Increasing women labour force participation to 45% by 2020 will help Bangladesh enhance its GDP by 1 percentage point, says World Bank.
According to Bangladesh Bureau of Statistic (BBS) on Labour Force Survey Bangladesh 2013, at the latest only 33.5% women worked in productive sector while men were 81.7%.
From 1999 to 2013, the increase in female participation in the labour force was remarkable with almost 190% rise in the 20-29 age group while 100% growth in 30-39 and 40-49 age groups.
“Despite rise in the number of women joining the labour force, the number of working women is still much lower than their male counterparts,” said the WB in Bangladesh Development Update May 2017 released on Sunday.

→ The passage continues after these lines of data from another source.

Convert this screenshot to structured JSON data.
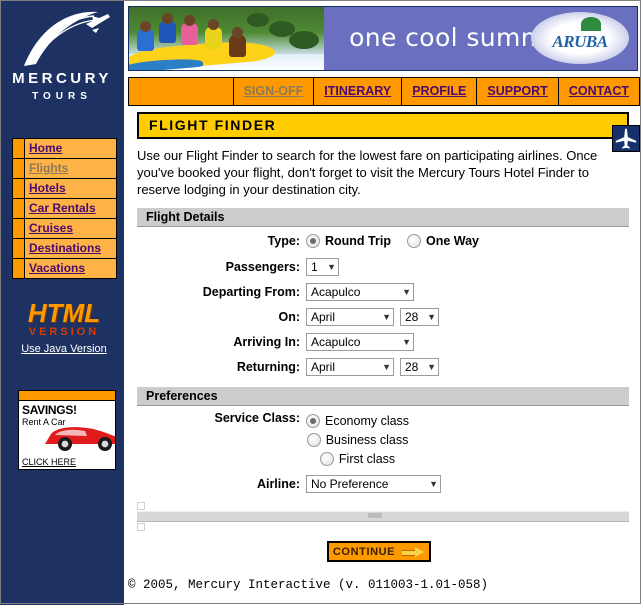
{
  "brand": {
    "name_line1": "MERCURY",
    "name_line2": "TOURS",
    "logo_icon": "airplane-swoosh-icon"
  },
  "banner": {
    "tagline": "one cool summer",
    "sponsor": "ARUBA",
    "photo_alt": "banana-boat-riders-photo"
  },
  "topnav": {
    "items": [
      {
        "label": "SIGN-OFF",
        "disabled": true
      },
      {
        "label": "ITINERARY",
        "disabled": false
      },
      {
        "label": "PROFILE",
        "disabled": false
      },
      {
        "label": "SUPPORT",
        "disabled": false
      },
      {
        "label": "CONTACT",
        "disabled": false
      }
    ]
  },
  "sidebar": {
    "items": [
      {
        "label": "Home",
        "disabled": false
      },
      {
        "label": "Flights",
        "disabled": true
      },
      {
        "label": "Hotels",
        "disabled": false
      },
      {
        "label": "Car Rentals",
        "disabled": false
      },
      {
        "label": "Cruises",
        "disabled": false
      },
      {
        "label": "Destinations",
        "disabled": false
      },
      {
        "label": "Vacations",
        "disabled": false
      }
    ],
    "html_version": {
      "line1": "HTML",
      "line2": "VERSION",
      "java_link": "Use Java Version"
    },
    "savings_ad": {
      "title": "SAVINGS!",
      "subtitle": "Rent A Car",
      "cta": "CLICK HERE"
    }
  },
  "main": {
    "title": "FLIGHT FINDER",
    "plane_icon": "airplane-icon",
    "intro": "Use our Flight Finder to search for the lowest fare on participating airlines. Once you've booked your flight, don't forget to visit the Mercury Tours Hotel Finder to reserve lodging in your destination city.",
    "flight_details": {
      "section_label": "Flight Details",
      "type_label": "Type:",
      "type_options": [
        {
          "label": "Round Trip",
          "selected": true
        },
        {
          "label": "One Way",
          "selected": false
        }
      ],
      "passengers_label": "Passengers:",
      "passengers_value": "1",
      "departing_label": "Departing From:",
      "departing_value": "Acapulco",
      "on_label": "On:",
      "on_month": "April",
      "on_day": "28",
      "arriving_label": "Arriving In:",
      "arriving_value": "Acapulco",
      "returning_label": "Returning:",
      "returning_month": "April",
      "returning_day": "28"
    },
    "preferences": {
      "section_label": "Preferences",
      "service_class_label": "Service Class:",
      "service_class_options": [
        {
          "label": "Economy class",
          "selected": true
        },
        {
          "label": "Business class",
          "selected": false
        },
        {
          "label": "First class",
          "selected": false
        }
      ],
      "airline_label": "Airline:",
      "airline_value": "No Preference"
    },
    "continue_label": "CONTINUE",
    "continue_icon": "arrow-right-icon"
  },
  "footer": {
    "text": "© 2005, Mercury Interactive (v. 011003-1.01-058)"
  },
  "colors": {
    "navy": "#1d3263",
    "orange": "#ff9900",
    "yellow": "#ffcc00",
    "link_purple": "#4b0a6e",
    "disabled": "#8a7a5a",
    "section_gray": "#cccccc"
  }
}
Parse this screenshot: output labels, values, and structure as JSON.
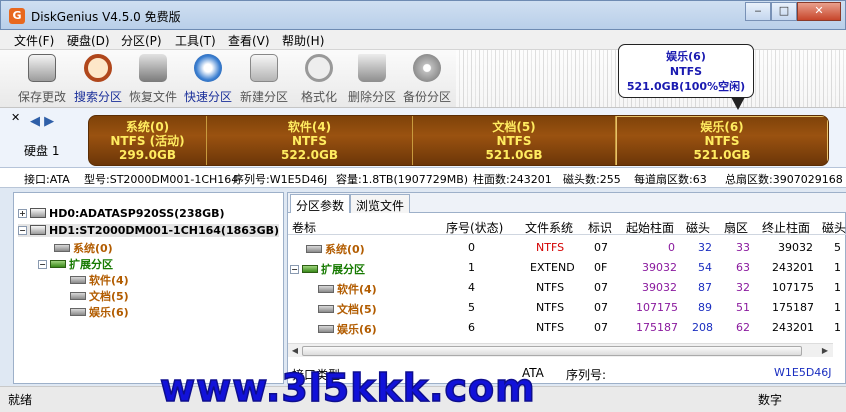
{
  "window": {
    "title": "DiskGenius V4.5.0 免费版",
    "app_icon": "G",
    "minimize": "‒",
    "maximize": "□",
    "close": "✕"
  },
  "menu": [
    "文件(F)",
    "硬盘(D)",
    "分区(P)",
    "工具(T)",
    "查看(V)",
    "帮助(H)"
  ],
  "toolbar": {
    "buttons": [
      {
        "label": "保存更改",
        "icon": "save-icon"
      },
      {
        "label": "搜索分区",
        "icon": "magnifier-icon"
      },
      {
        "label": "恢复文件",
        "icon": "restore-icon"
      },
      {
        "label": "快速分区",
        "icon": "quick-partition-icon"
      },
      {
        "label": "新建分区",
        "icon": "new-partition-icon"
      },
      {
        "label": "格式化",
        "icon": "format-icon"
      },
      {
        "label": "删除分区",
        "icon": "trash-icon"
      },
      {
        "label": "备份分区",
        "icon": "disc-icon"
      }
    ]
  },
  "tooltip": {
    "line1": "娱乐(6)",
    "line2": "NTFS",
    "line3": "521.0GB(100%空闲)"
  },
  "disk_map": {
    "label": "硬盘 1",
    "partitions": [
      {
        "name": "系统(0)",
        "fs": "NTFS (活动)",
        "size": "299.0GB"
      },
      {
        "name": "软件(4)",
        "fs": "NTFS",
        "size": "522.0GB"
      },
      {
        "name": "文档(5)",
        "fs": "NTFS",
        "size": "521.0GB"
      },
      {
        "name": "娱乐(6)",
        "fs": "NTFS",
        "size": "521.0GB"
      }
    ]
  },
  "disk_info": {
    "interface": "接口:ATA",
    "model": "型号:ST2000DM001-1CH164",
    "serial": "序列号:W1E5D46J",
    "capacity": "容量:1.8TB(1907729MB)",
    "cylinders": "柱面数:243201",
    "heads": "磁头数:255",
    "sectors_per_track": "每道扇区数:63",
    "total_sectors": "总扇区数:3907029168"
  },
  "tree": {
    "disks": [
      {
        "label": "HD0:ADATASP920SS(238GB)",
        "expander": "+"
      },
      {
        "label": "HD1:ST2000DM001-1CH164(1863GB)",
        "expander": "−"
      }
    ],
    "partitions": [
      {
        "label": "系统(0)"
      },
      {
        "label": "扩展分区",
        "expander": "−"
      },
      {
        "label": "软件(4)"
      },
      {
        "label": "文档(5)"
      },
      {
        "label": "娱乐(6)"
      }
    ]
  },
  "tabs": [
    "分区参数",
    "浏览文件"
  ],
  "grid": {
    "headers": [
      "卷标",
      "序号(状态)",
      "文件系统",
      "标识",
      "起始柱面",
      "磁头",
      "扇区",
      "终止柱面",
      "磁头"
    ],
    "rows": [
      {
        "label": "系统(0)",
        "index": "0",
        "fs": "NTFS",
        "id": "07",
        "start_cyl": "0",
        "head": "32",
        "sector": "33",
        "end_cyl": "39032",
        "end_head": "5"
      },
      {
        "label": "扩展分区",
        "index": "1",
        "fs": "EXTEND",
        "id": "0F",
        "start_cyl": "39032",
        "head": "54",
        "sector": "63",
        "end_cyl": "243201",
        "end_head": "1",
        "expander": "−"
      },
      {
        "label": "软件(4)",
        "index": "4",
        "fs": "NTFS",
        "id": "07",
        "start_cyl": "39032",
        "head": "87",
        "sector": "32",
        "end_cyl": "107175",
        "end_head": "1"
      },
      {
        "label": "文档(5)",
        "index": "5",
        "fs": "NTFS",
        "id": "07",
        "start_cyl": "107175",
        "head": "89",
        "sector": "51",
        "end_cyl": "175187",
        "end_head": "1"
      },
      {
        "label": "娱乐(6)",
        "index": "6",
        "fs": "NTFS",
        "id": "07",
        "start_cyl": "175187",
        "head": "208",
        "sector": "62",
        "end_cyl": "243201",
        "end_head": "1"
      }
    ]
  },
  "details": {
    "interface_label": "接口类型:",
    "interface_value": "ATA",
    "serial_label": "序列号:",
    "serial_value": "W1E5D46J"
  },
  "status": {
    "left": "就绪",
    "right": "数字"
  },
  "watermark": "www.3l5kkk.com"
}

World Bank Country Director for Bangladesh, Bhutan and Nepal Qimiao Fan was present at the report launching programme.
“If Bangladesh can raise the female labour force participation rate to 45% by 2020, it will be able to maintain economic growth by 1% above trend through 2020,” it added.
Barriers to women labour force participation are asymmetric household responsibility, human capital deficiency and open discrimination, said WB lead economist Zahid Hussain.
74% women, who responded to the research, said they do not participate in job due to household responsibility.
Zahid stressed right education and vocational training demanded by job markets.
To increase female participation, he called for steps to reduce the prevalence of early marriage, strengthen girls’ early orientation to career development, ensure gender equity in labour legalisation and foster non-discriminatory workplace environments.
The global lender, however, has projected 6.4% and 6.8% Gross Domestic Product (GDP) growth between 2017 and 2018.
The growth will be sustained at 6.8% in 2017 fiscal year. The country’s economy is performing well in all the indicators except export, remittance and imports compared to the previous fiscal year, said Zahid.
The risks on the domestic side include further deterioration in the financial and corporate sector stability, slippages in addressing fiscal reforms and political uncertainties in the run up to the 2019 general election, said Zahid.
Commenting on the reserves, Zahid said there is a satisfactory situation in the reserves but no scope of complacency as remittance has seen downtrend in recent times.
On the other hand, the World Bank raised question about the growth of capital machinery import as it does not match with the other indicators of the economy.
According to Bangladesh Bank data, in July-January of FY’17 capital machinery import has seen a 64.8% rise while overall machinery imports 33.6%.
Leather machinery has posted the highest growth by 184.5% followed by textile 52.1%. Pharmaceutical machinery import also rose by 37.7%.
Bangladesh economy remains stable in the face of global uncertainties and continues to reduce poverty, said the report.
By removing the barriers to female participation in the labour force and paving the way for investment and innovation, Bangladesh can boost growth considerably, it added.
In the policy recommendation for sustainable growth, the global lender suggested removing structural impediments to investment and innovation, global integration and ensuring corporate governance in the financial sector.